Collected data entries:
▼

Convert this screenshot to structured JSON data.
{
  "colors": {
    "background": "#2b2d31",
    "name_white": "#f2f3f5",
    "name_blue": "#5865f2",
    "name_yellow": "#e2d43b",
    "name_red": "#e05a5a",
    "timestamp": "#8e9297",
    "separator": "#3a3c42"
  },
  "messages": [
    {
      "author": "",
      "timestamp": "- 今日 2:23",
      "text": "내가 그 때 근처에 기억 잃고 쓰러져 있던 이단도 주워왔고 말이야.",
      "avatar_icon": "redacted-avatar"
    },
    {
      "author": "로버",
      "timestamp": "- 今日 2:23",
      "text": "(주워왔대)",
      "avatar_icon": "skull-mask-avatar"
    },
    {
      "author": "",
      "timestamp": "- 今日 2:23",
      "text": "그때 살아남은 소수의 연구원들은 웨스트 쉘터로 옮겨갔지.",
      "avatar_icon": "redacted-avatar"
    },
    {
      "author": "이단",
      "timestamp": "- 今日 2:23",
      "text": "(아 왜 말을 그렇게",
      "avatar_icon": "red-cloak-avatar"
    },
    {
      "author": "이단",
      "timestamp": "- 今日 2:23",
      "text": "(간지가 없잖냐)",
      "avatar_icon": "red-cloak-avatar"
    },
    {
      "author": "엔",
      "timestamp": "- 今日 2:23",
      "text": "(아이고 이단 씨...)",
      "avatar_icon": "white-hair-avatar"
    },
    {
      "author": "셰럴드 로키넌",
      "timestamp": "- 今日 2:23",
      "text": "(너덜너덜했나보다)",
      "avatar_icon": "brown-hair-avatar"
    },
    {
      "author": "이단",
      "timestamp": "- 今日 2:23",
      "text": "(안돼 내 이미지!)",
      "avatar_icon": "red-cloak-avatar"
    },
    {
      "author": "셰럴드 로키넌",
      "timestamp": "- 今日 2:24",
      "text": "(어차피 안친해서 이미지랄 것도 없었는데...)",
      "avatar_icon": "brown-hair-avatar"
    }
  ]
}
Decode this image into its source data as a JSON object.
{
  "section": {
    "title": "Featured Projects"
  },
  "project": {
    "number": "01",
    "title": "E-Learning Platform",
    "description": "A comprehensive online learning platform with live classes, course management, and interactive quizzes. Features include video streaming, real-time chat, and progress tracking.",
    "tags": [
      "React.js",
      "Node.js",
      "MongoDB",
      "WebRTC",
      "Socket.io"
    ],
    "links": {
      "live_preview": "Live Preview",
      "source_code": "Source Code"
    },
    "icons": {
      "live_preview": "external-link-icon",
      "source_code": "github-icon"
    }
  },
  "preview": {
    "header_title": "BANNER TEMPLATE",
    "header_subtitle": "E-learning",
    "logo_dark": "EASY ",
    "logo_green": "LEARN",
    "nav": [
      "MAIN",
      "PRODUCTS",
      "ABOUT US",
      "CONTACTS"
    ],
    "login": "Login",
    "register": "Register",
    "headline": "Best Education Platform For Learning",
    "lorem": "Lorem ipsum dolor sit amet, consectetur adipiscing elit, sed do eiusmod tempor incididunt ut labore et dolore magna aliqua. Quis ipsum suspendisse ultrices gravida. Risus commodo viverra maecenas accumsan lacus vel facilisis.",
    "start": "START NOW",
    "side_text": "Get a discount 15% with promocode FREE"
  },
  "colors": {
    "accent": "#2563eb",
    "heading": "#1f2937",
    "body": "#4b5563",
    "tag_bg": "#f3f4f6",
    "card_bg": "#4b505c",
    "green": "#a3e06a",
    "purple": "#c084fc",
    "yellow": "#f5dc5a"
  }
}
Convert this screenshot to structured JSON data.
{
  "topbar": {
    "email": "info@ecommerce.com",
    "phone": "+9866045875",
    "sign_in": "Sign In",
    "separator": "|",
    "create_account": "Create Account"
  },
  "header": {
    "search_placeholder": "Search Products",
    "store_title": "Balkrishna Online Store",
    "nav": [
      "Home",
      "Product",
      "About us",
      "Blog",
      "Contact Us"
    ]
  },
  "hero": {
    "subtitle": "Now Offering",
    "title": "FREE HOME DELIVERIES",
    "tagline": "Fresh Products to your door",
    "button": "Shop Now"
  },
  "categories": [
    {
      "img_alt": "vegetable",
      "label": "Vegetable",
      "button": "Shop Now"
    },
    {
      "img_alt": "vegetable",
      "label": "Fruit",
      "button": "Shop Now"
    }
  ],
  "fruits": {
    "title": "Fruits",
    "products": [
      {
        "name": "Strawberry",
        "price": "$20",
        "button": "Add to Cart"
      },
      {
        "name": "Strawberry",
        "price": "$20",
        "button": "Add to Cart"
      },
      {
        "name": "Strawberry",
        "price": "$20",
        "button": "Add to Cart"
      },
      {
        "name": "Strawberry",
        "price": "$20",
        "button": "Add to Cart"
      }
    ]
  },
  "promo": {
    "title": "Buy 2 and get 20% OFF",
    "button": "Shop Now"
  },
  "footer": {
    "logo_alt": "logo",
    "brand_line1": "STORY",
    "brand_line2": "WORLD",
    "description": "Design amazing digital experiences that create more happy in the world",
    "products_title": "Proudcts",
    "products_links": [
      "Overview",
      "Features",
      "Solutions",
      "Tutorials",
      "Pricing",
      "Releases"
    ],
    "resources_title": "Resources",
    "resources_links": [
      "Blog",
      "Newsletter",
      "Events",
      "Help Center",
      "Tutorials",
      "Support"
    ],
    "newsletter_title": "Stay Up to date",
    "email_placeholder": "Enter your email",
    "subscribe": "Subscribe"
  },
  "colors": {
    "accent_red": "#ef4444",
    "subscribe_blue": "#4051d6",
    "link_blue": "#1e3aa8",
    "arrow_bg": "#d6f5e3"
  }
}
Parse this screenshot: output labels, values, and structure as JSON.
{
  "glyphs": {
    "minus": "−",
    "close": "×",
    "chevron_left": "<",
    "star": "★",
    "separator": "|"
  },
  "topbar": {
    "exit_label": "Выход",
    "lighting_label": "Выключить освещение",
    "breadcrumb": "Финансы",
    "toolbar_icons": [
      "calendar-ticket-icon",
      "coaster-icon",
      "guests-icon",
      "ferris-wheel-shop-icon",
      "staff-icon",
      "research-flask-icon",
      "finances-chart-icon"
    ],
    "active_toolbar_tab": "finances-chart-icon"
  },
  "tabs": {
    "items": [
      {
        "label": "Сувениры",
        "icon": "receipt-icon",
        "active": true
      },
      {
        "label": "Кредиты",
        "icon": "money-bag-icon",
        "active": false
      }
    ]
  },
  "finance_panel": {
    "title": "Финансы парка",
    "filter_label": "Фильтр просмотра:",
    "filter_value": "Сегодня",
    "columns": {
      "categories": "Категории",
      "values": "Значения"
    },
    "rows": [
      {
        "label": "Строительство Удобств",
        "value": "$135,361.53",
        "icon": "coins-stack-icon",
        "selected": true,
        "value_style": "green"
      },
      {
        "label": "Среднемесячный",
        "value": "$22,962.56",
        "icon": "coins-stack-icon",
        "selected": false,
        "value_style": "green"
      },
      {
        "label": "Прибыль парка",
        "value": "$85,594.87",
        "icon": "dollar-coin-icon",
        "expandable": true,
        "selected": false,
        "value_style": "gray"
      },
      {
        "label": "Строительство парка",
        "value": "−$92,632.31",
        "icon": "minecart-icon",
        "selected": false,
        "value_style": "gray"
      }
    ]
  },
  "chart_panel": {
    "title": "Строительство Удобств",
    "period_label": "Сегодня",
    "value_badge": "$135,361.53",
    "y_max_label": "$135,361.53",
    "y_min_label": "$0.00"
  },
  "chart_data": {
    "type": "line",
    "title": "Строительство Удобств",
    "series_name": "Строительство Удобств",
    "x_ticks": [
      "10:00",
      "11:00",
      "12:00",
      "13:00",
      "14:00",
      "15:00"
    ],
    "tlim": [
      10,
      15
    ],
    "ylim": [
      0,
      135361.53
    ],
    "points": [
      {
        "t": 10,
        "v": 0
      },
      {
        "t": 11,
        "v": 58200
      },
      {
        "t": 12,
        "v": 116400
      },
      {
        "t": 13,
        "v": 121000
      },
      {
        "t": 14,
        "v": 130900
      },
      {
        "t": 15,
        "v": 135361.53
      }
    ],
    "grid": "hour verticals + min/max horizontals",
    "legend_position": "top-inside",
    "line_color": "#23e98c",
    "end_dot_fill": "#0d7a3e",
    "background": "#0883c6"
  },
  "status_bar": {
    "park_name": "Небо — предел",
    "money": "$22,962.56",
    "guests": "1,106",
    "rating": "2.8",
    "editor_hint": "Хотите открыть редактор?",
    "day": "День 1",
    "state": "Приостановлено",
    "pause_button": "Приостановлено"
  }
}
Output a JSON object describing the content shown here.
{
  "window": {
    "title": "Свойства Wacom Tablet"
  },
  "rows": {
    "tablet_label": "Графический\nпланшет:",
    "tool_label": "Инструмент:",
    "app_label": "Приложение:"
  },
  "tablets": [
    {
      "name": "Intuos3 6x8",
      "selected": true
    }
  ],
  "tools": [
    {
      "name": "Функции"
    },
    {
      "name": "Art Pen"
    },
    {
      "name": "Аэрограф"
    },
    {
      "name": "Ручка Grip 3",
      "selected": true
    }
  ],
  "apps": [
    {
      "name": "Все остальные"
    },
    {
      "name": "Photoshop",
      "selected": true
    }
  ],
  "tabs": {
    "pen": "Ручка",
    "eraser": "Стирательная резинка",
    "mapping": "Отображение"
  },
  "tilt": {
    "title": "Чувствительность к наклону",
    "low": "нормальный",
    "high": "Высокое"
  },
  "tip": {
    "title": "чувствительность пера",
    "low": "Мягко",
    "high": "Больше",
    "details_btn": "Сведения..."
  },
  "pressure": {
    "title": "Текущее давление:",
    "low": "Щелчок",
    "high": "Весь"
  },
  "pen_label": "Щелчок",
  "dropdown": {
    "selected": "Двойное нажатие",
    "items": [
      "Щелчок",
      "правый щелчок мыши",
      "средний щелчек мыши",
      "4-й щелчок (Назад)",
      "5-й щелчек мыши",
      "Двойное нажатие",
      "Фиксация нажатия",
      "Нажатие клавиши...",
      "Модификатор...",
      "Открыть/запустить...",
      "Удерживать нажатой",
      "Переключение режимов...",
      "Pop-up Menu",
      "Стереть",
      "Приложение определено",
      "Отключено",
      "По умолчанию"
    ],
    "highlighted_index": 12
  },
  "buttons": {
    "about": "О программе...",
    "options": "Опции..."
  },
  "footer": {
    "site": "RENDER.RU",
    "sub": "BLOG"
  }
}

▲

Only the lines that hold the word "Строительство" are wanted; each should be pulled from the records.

◆ Solution to the exercise ◆
        "label": "Строительство Удобств",
        "label": "Строительство парка",
    "title": "Строительство Удобств",
    "title": "Строительство Удобств",
    "series_name": "Строительство Удобств",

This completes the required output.